Bulb-Tone has 2.4%
Water Insoluble Nitrogen

If you still feel compelled to apply nitrogen, spread it just before a rain or an irrigation cycle. Nitrogen moves easily into the root zone as long as enough water is present. When buying formulations with high N numbers, check the label for the WIN (water-insoluble nitrogen) percentage. In order to increase nitrogen uptake and decrease loss through volatilization, WIN should be at least half of total nitrogen. In the unlikely event your soil test comes back declaring a lack of nitrogen, use cottonseed meal (6-2-1) to remedy the situation. (Lowenfels and Lewis advise avoiding formulations that have more than ten percent of any of the primary nutrients, eliminating most commercial inorganic formulations with the ironic exception of the yucky 10-10-10.)

There! Now you’ve made your well-thought-out, sustainable decision about what to buy, paid for it and had the nice man load it in the trunk. Now are we done? Not quite yet.
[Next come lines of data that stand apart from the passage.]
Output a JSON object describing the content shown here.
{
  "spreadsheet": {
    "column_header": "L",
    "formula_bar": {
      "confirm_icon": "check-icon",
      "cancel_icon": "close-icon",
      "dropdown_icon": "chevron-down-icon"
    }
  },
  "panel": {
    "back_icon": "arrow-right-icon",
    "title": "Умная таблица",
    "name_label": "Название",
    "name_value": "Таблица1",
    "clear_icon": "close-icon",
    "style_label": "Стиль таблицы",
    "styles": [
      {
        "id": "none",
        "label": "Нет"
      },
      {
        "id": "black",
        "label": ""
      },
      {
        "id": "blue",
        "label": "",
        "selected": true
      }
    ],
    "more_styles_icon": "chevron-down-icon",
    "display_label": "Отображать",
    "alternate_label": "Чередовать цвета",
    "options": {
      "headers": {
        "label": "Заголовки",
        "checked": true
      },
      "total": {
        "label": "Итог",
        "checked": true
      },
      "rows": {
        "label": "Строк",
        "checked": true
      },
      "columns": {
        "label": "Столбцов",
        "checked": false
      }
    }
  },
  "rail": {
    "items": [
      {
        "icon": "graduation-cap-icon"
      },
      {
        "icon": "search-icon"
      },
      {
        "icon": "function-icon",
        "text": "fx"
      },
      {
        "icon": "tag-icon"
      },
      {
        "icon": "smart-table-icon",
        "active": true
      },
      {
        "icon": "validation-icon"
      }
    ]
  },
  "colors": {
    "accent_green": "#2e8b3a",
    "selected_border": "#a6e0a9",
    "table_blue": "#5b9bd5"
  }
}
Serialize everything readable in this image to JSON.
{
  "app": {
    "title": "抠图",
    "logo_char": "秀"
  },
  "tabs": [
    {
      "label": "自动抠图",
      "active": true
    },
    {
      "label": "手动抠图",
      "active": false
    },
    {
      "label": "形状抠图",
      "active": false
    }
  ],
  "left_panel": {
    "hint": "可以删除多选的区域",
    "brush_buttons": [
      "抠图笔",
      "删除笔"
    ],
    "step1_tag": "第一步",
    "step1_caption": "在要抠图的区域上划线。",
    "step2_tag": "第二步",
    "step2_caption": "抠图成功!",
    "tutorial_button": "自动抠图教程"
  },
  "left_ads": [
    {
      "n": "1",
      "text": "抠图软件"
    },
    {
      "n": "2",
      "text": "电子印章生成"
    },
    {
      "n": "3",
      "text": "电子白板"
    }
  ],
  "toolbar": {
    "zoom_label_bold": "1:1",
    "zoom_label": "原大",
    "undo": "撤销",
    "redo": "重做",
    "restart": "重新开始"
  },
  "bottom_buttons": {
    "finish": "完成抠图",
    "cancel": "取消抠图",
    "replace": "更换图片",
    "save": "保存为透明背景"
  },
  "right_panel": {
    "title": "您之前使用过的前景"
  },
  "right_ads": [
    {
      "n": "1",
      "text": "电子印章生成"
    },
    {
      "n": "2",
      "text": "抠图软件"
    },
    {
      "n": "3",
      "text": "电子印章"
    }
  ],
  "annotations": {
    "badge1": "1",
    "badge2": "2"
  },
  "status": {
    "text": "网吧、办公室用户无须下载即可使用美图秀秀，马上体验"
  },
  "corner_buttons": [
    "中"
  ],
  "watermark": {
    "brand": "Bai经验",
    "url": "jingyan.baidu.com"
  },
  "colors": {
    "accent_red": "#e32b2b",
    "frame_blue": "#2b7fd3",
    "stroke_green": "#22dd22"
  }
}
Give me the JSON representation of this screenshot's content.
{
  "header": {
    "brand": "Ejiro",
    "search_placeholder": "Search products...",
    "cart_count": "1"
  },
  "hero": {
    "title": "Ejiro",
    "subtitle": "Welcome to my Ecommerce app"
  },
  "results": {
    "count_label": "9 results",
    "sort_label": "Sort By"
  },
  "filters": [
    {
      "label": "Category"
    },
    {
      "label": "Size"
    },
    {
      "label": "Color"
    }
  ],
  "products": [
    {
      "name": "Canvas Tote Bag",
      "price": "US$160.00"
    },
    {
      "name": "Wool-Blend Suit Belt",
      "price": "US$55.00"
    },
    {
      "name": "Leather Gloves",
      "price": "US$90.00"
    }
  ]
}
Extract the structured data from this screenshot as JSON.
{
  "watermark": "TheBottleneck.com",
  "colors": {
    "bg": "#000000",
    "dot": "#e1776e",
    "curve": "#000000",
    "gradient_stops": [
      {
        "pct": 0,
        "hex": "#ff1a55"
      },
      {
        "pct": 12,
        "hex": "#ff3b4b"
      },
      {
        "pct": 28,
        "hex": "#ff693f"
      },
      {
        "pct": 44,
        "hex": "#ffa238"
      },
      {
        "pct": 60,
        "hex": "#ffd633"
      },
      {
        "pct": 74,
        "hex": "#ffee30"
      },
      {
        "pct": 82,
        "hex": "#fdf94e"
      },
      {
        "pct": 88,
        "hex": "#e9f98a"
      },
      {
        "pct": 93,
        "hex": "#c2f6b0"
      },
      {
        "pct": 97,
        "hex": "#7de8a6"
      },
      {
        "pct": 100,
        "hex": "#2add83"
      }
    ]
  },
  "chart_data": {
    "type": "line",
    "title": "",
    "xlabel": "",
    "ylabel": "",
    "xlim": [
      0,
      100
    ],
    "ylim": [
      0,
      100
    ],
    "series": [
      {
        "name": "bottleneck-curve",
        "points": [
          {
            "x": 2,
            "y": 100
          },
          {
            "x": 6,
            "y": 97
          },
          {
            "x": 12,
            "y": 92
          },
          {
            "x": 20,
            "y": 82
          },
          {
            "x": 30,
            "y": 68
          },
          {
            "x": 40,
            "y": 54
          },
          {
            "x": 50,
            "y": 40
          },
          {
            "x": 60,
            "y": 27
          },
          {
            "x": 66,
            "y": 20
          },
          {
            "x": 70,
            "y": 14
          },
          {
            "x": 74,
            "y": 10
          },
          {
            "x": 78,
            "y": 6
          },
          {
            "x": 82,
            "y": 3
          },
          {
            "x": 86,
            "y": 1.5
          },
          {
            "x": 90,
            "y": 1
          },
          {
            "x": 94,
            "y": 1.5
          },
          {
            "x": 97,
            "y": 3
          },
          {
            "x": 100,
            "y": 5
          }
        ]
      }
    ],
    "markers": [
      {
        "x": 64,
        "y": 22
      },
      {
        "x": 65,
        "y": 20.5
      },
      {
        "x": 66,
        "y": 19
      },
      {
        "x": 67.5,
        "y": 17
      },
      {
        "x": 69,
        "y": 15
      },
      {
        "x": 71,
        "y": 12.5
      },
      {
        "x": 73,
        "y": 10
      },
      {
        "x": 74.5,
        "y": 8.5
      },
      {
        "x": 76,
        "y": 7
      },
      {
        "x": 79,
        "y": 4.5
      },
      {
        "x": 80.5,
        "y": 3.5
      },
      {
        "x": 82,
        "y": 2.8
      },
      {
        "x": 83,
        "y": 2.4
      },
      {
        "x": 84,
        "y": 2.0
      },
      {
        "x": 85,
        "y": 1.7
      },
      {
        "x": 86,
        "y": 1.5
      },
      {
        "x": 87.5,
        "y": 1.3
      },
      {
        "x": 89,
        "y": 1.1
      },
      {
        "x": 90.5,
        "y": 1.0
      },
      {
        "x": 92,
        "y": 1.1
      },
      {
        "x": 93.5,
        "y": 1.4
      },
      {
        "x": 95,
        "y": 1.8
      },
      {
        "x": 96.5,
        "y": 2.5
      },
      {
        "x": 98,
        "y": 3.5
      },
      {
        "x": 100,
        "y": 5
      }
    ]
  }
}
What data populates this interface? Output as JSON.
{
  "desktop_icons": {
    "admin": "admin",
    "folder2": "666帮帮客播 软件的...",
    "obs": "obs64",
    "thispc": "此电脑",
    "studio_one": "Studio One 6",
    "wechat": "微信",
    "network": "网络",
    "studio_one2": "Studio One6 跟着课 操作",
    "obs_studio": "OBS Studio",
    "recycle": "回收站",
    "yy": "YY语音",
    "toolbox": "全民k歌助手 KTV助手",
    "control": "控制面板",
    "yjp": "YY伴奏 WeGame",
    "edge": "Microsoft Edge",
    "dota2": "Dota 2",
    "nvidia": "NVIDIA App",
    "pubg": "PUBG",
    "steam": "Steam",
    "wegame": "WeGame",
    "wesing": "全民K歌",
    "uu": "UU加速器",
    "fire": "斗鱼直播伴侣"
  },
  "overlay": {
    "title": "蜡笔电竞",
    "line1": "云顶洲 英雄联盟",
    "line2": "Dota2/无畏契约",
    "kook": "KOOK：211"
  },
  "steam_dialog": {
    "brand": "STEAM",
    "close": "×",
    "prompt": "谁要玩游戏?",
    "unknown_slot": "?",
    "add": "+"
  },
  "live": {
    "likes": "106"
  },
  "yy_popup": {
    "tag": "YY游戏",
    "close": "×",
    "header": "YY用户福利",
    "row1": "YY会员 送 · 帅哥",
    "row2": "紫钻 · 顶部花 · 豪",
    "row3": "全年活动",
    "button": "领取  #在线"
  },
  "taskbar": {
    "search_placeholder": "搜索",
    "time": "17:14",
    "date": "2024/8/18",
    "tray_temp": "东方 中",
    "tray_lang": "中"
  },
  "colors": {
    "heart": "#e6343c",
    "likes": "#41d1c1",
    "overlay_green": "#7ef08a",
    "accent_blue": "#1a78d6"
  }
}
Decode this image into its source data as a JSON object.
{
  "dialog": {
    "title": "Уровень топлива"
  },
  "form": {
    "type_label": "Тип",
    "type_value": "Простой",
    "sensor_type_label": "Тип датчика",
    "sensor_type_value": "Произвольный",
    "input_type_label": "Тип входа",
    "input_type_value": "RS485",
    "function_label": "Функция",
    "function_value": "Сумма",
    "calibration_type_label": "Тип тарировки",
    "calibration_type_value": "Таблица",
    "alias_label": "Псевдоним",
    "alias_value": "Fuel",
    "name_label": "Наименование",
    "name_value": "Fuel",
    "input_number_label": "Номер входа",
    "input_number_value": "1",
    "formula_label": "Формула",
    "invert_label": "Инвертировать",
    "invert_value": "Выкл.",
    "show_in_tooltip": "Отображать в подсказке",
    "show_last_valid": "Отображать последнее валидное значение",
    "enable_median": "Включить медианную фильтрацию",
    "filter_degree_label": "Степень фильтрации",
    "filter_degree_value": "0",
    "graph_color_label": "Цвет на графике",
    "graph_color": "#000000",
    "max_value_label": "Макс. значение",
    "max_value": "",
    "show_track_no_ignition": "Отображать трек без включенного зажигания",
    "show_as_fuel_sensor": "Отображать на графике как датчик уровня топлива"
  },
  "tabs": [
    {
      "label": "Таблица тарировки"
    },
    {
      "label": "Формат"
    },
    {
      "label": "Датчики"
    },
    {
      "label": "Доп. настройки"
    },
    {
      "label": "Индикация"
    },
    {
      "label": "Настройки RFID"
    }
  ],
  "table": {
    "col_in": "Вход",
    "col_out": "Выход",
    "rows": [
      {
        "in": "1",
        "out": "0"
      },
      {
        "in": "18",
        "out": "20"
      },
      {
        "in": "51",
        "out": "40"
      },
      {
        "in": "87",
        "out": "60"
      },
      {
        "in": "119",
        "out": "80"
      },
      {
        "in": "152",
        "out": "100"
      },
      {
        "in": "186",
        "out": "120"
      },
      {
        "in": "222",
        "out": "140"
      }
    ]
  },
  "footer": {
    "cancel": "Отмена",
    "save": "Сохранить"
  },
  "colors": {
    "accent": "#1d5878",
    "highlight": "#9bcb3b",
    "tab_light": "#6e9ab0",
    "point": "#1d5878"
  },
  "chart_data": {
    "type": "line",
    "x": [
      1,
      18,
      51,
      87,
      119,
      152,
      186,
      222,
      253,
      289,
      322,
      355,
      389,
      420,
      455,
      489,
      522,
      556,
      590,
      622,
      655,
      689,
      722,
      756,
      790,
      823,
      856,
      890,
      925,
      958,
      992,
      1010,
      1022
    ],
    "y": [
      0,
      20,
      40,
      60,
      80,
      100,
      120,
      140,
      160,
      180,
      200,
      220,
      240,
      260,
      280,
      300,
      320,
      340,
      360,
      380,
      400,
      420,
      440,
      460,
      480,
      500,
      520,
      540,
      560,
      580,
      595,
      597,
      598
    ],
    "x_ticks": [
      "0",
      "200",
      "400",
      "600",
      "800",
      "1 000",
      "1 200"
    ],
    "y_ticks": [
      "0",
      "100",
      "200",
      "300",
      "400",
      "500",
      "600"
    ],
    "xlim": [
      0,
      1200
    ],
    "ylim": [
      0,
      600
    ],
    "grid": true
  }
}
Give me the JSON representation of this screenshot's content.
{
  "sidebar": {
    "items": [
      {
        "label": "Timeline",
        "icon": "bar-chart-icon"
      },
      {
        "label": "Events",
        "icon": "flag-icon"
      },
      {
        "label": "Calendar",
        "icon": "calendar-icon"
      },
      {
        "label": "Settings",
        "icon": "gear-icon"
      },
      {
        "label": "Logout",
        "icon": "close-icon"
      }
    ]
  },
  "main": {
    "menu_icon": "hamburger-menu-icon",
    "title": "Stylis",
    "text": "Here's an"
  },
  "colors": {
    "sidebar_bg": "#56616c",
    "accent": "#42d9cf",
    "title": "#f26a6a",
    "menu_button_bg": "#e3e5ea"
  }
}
The little matter of where you ought to place your plant food needs some discussion, requiring a tiny bit of botanical knowledge.

But that’s for next time. Thanks for dropping by.


P.S.—For my new Winding River readers, here are some pictures of Lespedeza thunbergii ‘Pink Cascade.’ Nice plant, huh?